• Problem description: Every line below is to be set down again exactly; any image stays out.

• Record set:

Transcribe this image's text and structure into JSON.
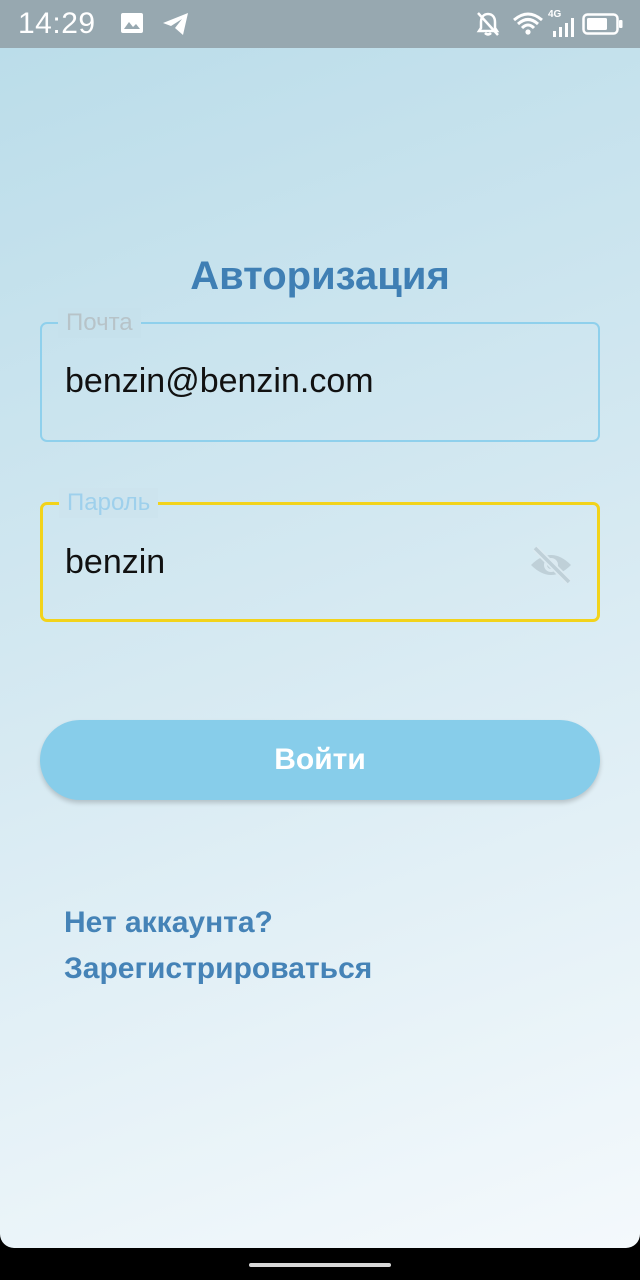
{
  "status_bar": {
    "time": "14:29",
    "network_label": "4G",
    "icons": [
      "image-icon",
      "telegram-icon",
      "bell-off-icon",
      "wifi-icon",
      "signal-icon",
      "battery-icon"
    ]
  },
  "page": {
    "title": "Авторизация"
  },
  "form": {
    "email": {
      "label": "Почта",
      "value": "benzin@benzin.com"
    },
    "password": {
      "label": "Пароль",
      "value": "benzin",
      "visibility_icon": "eye-off-icon"
    },
    "submit_label": "Войти"
  },
  "register": {
    "label": "Нет аккаунта?\nЗарегистрироваться"
  },
  "colors": {
    "title": "#3f7fb4",
    "button_bg": "#87cdea",
    "focused_border": "#f2d31b",
    "field_border": "#8fd0ec",
    "link": "#4583b7"
  }
}
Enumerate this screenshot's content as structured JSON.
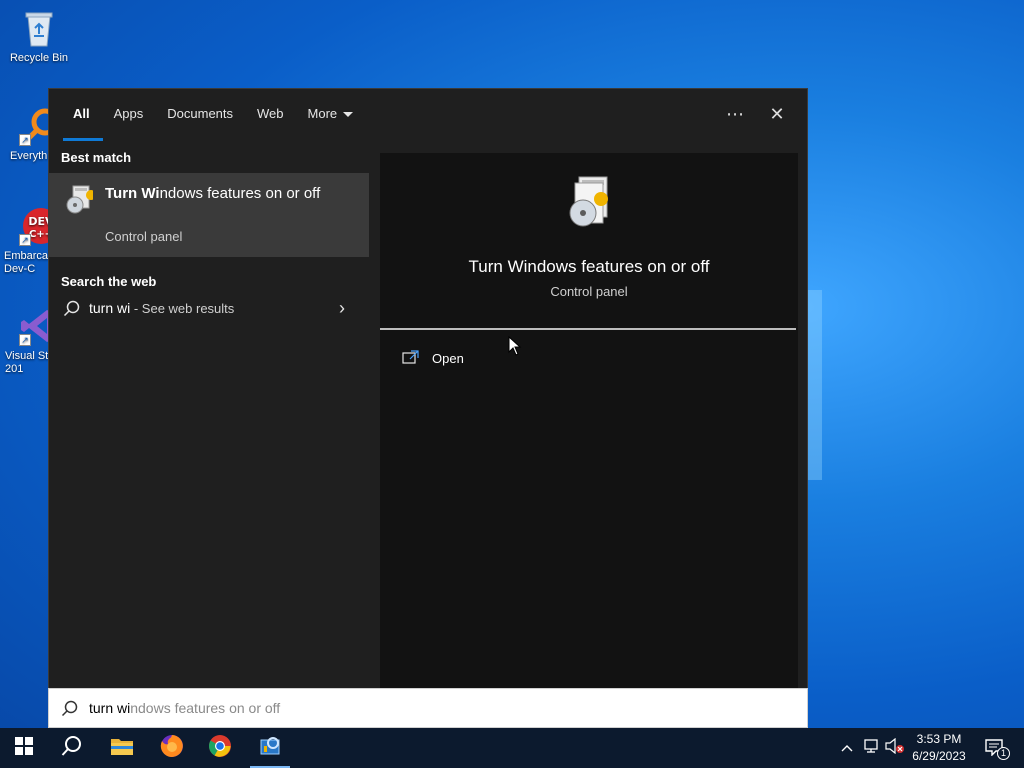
{
  "desktop": {
    "icons": [
      {
        "label": "Recycle Bin",
        "icon": "recycle-bin-icon"
      },
      {
        "label": "Everyth",
        "icon": "everything-search-icon"
      },
      {
        "label": "Embarca Dev-C",
        "icon": "devcpp-icon"
      },
      {
        "label": "Visual St 201",
        "icon": "visual-studio-icon"
      }
    ]
  },
  "search_panel": {
    "tabs": [
      {
        "label": "All",
        "active": true
      },
      {
        "label": "Apps"
      },
      {
        "label": "Documents"
      },
      {
        "label": "Web"
      },
      {
        "label": "More"
      }
    ],
    "more_glyph": "⋯",
    "close_glyph": "✕",
    "best_match_heading": "Best match",
    "best_match": {
      "title_bold": "Turn Wi",
      "title_rest": "ndows features on or off",
      "subtitle": "Control panel"
    },
    "web_heading": "Search the web",
    "web_result": {
      "query": "turn wi",
      "suffix": " - See web results",
      "chevron": "›"
    },
    "detail": {
      "title": "Turn Windows features on or off",
      "subtitle": "Control panel",
      "action_open": "Open"
    }
  },
  "search_box": {
    "typed": "turn wi",
    "completion": "ndows features on or off"
  },
  "taskbar": {
    "apps": [
      {
        "name": "start-button",
        "icon": "windows-logo-icon"
      },
      {
        "name": "search-button",
        "icon": "search-icon"
      },
      {
        "name": "file-explorer",
        "icon": "folder-icon"
      },
      {
        "name": "firefox",
        "icon": "firefox-icon"
      },
      {
        "name": "chrome",
        "icon": "chrome-icon"
      },
      {
        "name": "control-panel",
        "icon": "control-panel-icon",
        "active": true
      }
    ],
    "clock_time": "3:53 PM",
    "clock_date": "6/29/2023",
    "notification_count": "1"
  },
  "colors": {
    "accent": "#0f7ad6",
    "panel_bg": "#1f1f1f",
    "detail_bg": "#121212",
    "selected_bg": "#3a3a3a",
    "taskbar_bg": "#0c1a2e"
  }
}
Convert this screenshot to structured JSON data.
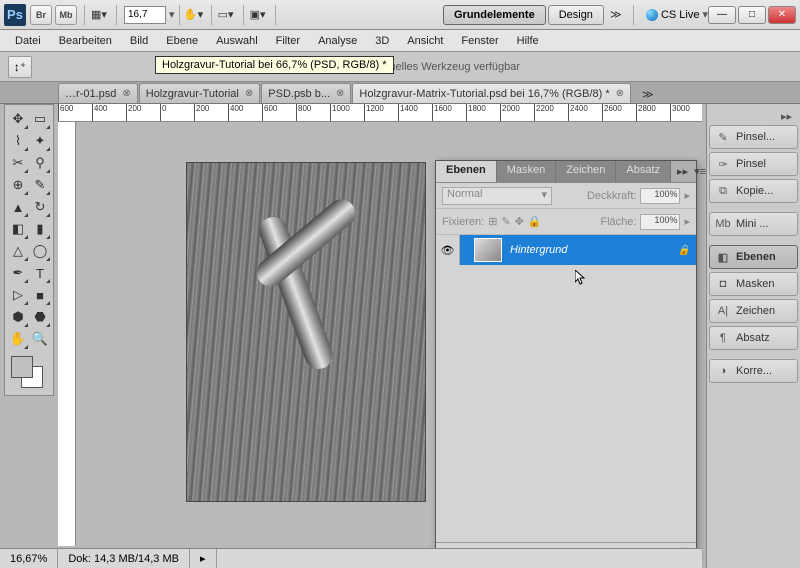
{
  "titlebar": {
    "logo": "Ps",
    "br": "Br",
    "mb": "Mb",
    "zoom": "16,7",
    "workspaces": {
      "grundelemente": "Grundelemente",
      "design": "Design"
    },
    "cs_live": "CS Live"
  },
  "menubar": [
    "Datei",
    "Bearbeiten",
    "Bild",
    "Ebene",
    "Auswahl",
    "Filter",
    "Analyse",
    "3D",
    "Ansicht",
    "Fenster",
    "Hilfe"
  ],
  "optbar": {
    "tooltip": "Holzgravur-Tutorial bei 66,7% (PSD, RGB/8) *",
    "message": "Keine Optionen für aktuelles Werkzeug verfügbar"
  },
  "doctabs": [
    {
      "label": "…r-01.psd",
      "active": false
    },
    {
      "label": "Holzgravur-Tutorial",
      "active": false
    },
    {
      "label": "PSD.psb b...",
      "active": false
    },
    {
      "label": "Holzgravur-Matrix-Tutorial.psd bei 16,7% (RGB/8) *",
      "active": true
    }
  ],
  "ruler_ticks": [
    600,
    400,
    200,
    0,
    200,
    400,
    600,
    800,
    1000,
    1200,
    1400,
    1600,
    1800,
    2000,
    2200,
    2400,
    2600,
    2800,
    3000
  ],
  "layers_panel": {
    "tabs": {
      "ebenen": "Ebenen",
      "masken": "Masken",
      "zeichen": "Zeichen",
      "absatz": "Absatz"
    },
    "blend_mode": "Normal",
    "opacity_label": "Deckkraft:",
    "opacity": "100%",
    "lock_label": "Fixieren:",
    "fill_label": "Fläche:",
    "fill": "100%",
    "layer_name": "Hintergrund"
  },
  "statusbar": {
    "zoom": "16,67%",
    "doc": "Dok: 14,3 MB/14,3 MB"
  },
  "right_dock": {
    "pinsel_dots": "Pinsel...",
    "pinsel": "Pinsel",
    "kopie": "Kopie...",
    "mini": "Mini ...",
    "ebenen": "Ebenen",
    "masken": "Masken",
    "zeichen": "Zeichen",
    "absatz": "Absatz",
    "korre": "Korre..."
  }
}
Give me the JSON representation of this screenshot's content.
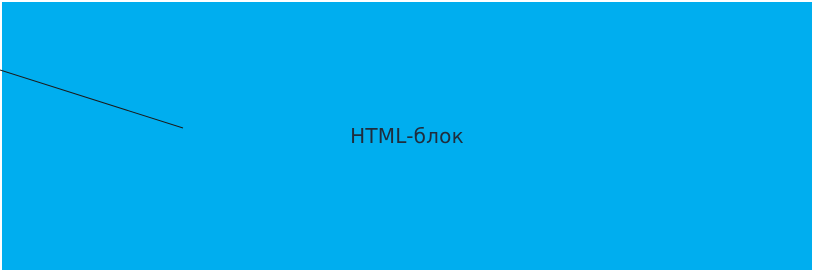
{
  "block": {
    "label": "HTML-блок"
  },
  "colors": {
    "block_background": "#00aeef",
    "label_text": "#1f2d3d",
    "connector_line": "#1a1a1a",
    "page_background": "#ffffff"
  }
}
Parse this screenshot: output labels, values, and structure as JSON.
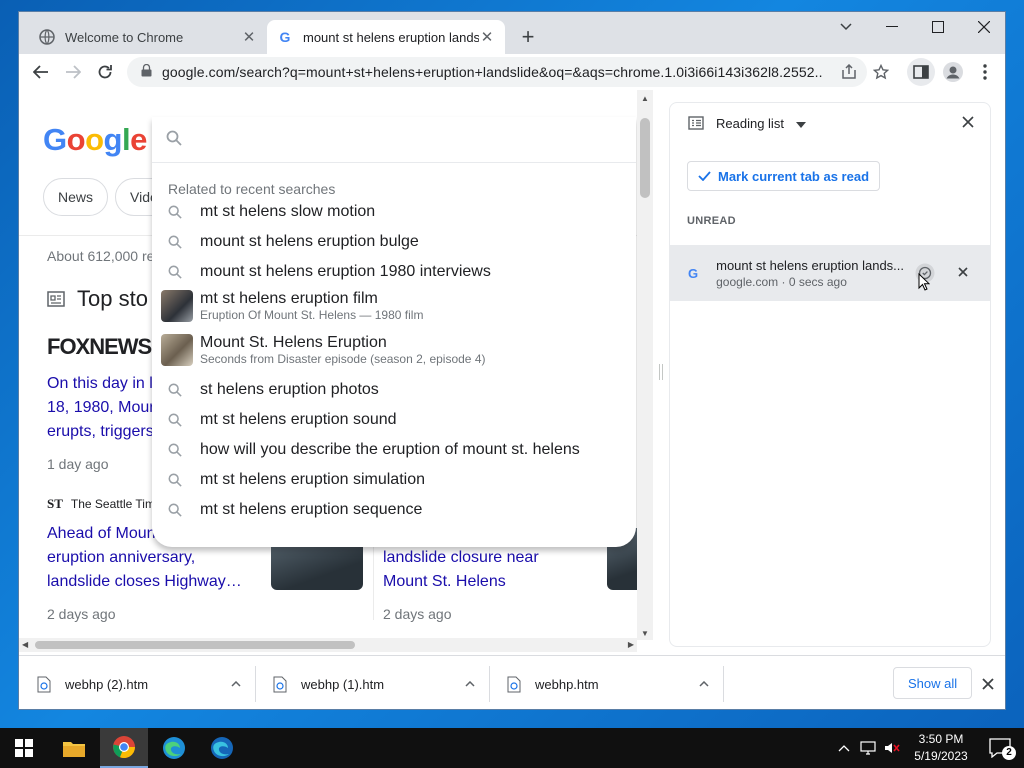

• Task result:
Transcribe this image's text and structure into JSON.
{
  "status_bar": {
    "time": "14:29",
    "network_label": "4G",
    "icons": [
      "image-icon",
      "telegram-icon",
      "bell-off-icon",
      "wifi-icon",
      "signal-icon",
      "battery-icon"
    ]
  },
  "page": {
    "title": "Авторизация"
  },
  "form": {
    "email": {
      "label": "Почта",
      "value": "benzin@benzin.com"
    },
    "password": {
      "label": "Пароль",
      "value": "benzin",
      "visibility_icon": "eye-off-icon"
    },
    "submit_label": "Войти"
  },
  "register": {
    "label": "Нет аккаунта?\nЗарегистрироваться"
  },
  "colors": {
    "title": "#3f7fb4",
    "button_bg": "#87cdea",
    "focused_border": "#f2d31b",
    "field_border": "#8fd0ec",
    "link": "#4583b7"
  }
}
Enumerate this screenshot's content as structured JSON.
{
  "desktop": {
    "icons": [
      {
        "label": "Recycle Bin",
        "icon": "recycle-bin-icon"
      },
      {
        "label": "Everyth",
        "icon": "everything-search-icon"
      },
      {
        "label": "Embarca Dev-C",
        "icon": "devcpp-icon"
      },
      {
        "label": "Visual St 201",
        "icon": "visual-studio-icon"
      }
    ]
  },
  "search_panel": {
    "tabs": [
      {
        "label": "All",
        "active": true
      },
      {
        "label": "Apps"
      },
      {
        "label": "Documents"
      },
      {
        "label": "Web"
      },
      {
        "label": "More"
      }
    ],
    "more_glyph": "⋯",
    "close_glyph": "✕",
    "best_match_heading": "Best match",
    "best_match": {
      "title_bold": "Turn Wi",
      "title_rest": "ndows features on or off",
      "subtitle": "Control panel"
    },
    "web_heading": "Search the web",
    "web_result": {
      "query": "turn wi",
      "suffix": " - See web results",
      "chevron": "›"
    },
    "detail": {
      "title": "Turn Windows features on or off",
      "subtitle": "Control panel",
      "action_open": "Open"
    }
  },
  "search_box": {
    "typed": "turn wi",
    "completion": "ndows features on or off"
  },
  "taskbar": {
    "apps": [
      {
        "name": "start-button",
        "icon": "windows-logo-icon"
      },
      {
        "name": "search-button",
        "icon": "search-icon"
      },
      {
        "name": "file-explorer",
        "icon": "folder-icon"
      },
      {
        "name": "firefox",
        "icon": "firefox-icon"
      },
      {
        "name": "chrome",
        "icon": "chrome-icon"
      },
      {
        "name": "control-panel",
        "icon": "control-panel-icon",
        "active": true
      }
    ],
    "clock_time": "3:53 PM",
    "clock_date": "6/29/2023",
    "notification_count": "1"
  },
  "colors": {
    "accent": "#0f7ad6",
    "panel_bg": "#1f1f1f",
    "detail_bg": "#121212",
    "selected_bg": "#3a3a3a",
    "taskbar_bg": "#0c1a2e"
  }
}
Convert this screenshot to structured JSON data.
{
  "titlebar": {
    "logo": "Ps",
    "br": "Br",
    "mb": "Mb",
    "zoom": "16,7",
    "workspaces": {
      "grundelemente": "Grundelemente",
      "design": "Design"
    },
    "cs_live": "CS Live"
  },
  "menubar": [
    "Datei",
    "Bearbeiten",
    "Bild",
    "Ebene",
    "Auswahl",
    "Filter",
    "Analyse",
    "3D",
    "Ansicht",
    "Fenster",
    "Hilfe"
  ],
  "optbar": {
    "tooltip": "Holzgravur-Tutorial bei 66,7% (PSD, RGB/8) *",
    "message": "Keine Optionen für aktuelles Werkzeug verfügbar"
  },
  "doctabs": [
    {
      "label": "…r-01.psd",
      "active": false
    },
    {
      "label": "Holzgravur-Tutorial",
      "active": false
    },
    {
      "label": "PSD.psb b...",
      "active": false
    },
    {
      "label": "Holzgravur-Matrix-Tutorial.psd bei 16,7% (RGB/8) *",
      "active": true
    }
  ],
  "ruler_ticks": [
    600,
    400,
    200,
    0,
    200,
    400,
    600,
    800,
    1000,
    1200,
    1400,
    1600,
    1800,
    2000,
    2200,
    2400,
    2600,
    2800,
    3000
  ],
  "layers_panel": {
    "tabs": {
      "ebenen": "Ebenen",
      "masken": "Masken",
      "zeichen": "Zeichen",
      "absatz": "Absatz"
    },
    "blend_mode": "Normal",
    "opacity_label": "Deckkraft:",
    "opacity": "100%",
    "lock_label": "Fixieren:",
    "fill_label": "Fläche:",
    "fill": "100%",
    "layer_name": "Hintergrund"
  },
  "statusbar": {
    "zoom": "16,67%",
    "doc": "Dok: 14,3 MB/14,3 MB"
  },
  "right_dock": {
    "pinsel_dots": "Pinsel...",
    "pinsel": "Pinsel",
    "kopie": "Kopie...",
    "mini": "Mini ...",
    "ebenen": "Ebenen",
    "masken": "Masken",
    "zeichen": "Zeichen",
    "absatz": "Absatz",
    "korre": "Korre..."
  }
}
Give me the JSON representation of this screenshot's content.
{
  "block": {
    "label": "HTML-блок"
  },
  "colors": {
    "block_background": "#00aeef",
    "label_text": "#1f2d3d",
    "connector_line": "#1a1a1a",
    "page_background": "#ffffff"
  }
}
Parse this screenshot: output labels, values, and structure as JSON.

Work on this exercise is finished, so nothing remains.